Page and application data records
[Start of Attachment]

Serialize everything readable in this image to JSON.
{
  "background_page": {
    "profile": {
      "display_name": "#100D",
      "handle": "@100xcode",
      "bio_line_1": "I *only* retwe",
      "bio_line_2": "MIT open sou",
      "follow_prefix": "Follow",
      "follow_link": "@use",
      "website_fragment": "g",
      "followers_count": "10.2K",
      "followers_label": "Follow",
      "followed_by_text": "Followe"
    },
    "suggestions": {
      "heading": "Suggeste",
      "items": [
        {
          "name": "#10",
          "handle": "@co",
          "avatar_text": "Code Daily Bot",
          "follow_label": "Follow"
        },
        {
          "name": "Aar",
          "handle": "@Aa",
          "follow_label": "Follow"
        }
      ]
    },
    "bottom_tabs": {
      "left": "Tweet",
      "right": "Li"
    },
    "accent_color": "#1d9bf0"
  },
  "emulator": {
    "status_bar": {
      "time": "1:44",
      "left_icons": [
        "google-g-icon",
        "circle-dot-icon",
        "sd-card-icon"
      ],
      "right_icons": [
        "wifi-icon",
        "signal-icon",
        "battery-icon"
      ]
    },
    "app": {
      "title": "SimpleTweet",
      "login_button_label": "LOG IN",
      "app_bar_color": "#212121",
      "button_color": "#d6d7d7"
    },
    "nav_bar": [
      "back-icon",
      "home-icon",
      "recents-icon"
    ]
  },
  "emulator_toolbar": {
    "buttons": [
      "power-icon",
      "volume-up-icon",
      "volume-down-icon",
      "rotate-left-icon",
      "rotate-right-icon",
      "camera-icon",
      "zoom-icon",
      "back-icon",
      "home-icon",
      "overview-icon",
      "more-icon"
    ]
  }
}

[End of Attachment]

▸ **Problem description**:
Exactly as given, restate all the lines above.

▸ **Response**:
Serialize everything readable in this image to JSON.
{
  "background_page": {
    "profile": {
      "display_name": "#100D",
      "handle": "@100xcode",
      "bio_line_1": "I *only* retwe",
      "bio_line_2": "MIT open sou",
      "follow_prefix": "Follow",
      "follow_link": "@use",
      "website_fragment": "g",
      "followers_count": "10.2K",
      "followers_label": "Follow",
      "followed_by_text": "Followe"
    },
    "suggestions": {
      "heading": "Suggeste",
      "items": [
        {
          "name": "#10",
          "handle": "@co",
          "avatar_text": "Code Daily Bot",
          "follow_label": "Follow"
        },
        {
          "name": "Aar",
          "handle": "@Aa",
          "follow_label": "Follow"
        }
      ]
    },
    "bottom_tabs": {
      "left": "Tweet",
      "right": "Li"
    },
    "accent_color": "#1d9bf0"
  },
  "emulator": {
    "status_bar": {
      "time": "1:44",
      "left_icons": [
        "google-g-icon",
        "circle-dot-icon",
        "sd-card-icon"
      ],
      "right_icons": [
        "wifi-icon",
        "signal-icon",
        "battery-icon"
      ]
    },
    "app": {
      "title": "SimpleTweet",
      "login_button_label": "LOG IN",
      "app_bar_color": "#212121",
      "button_color": "#d6d7d7"
    },
    "nav_bar": [
      "back-icon",
      "home-icon",
      "recents-icon"
    ]
  },
  "emulator_toolbar": {
    "buttons": [
      "power-icon",
      "volume-up-icon",
      "volume-down-icon",
      "rotate-left-icon",
      "rotate-right-icon",
      "camera-icon",
      "zoom-icon",
      "back-icon",
      "home-icon",
      "overview-icon",
      "more-icon"
    ]
  }
}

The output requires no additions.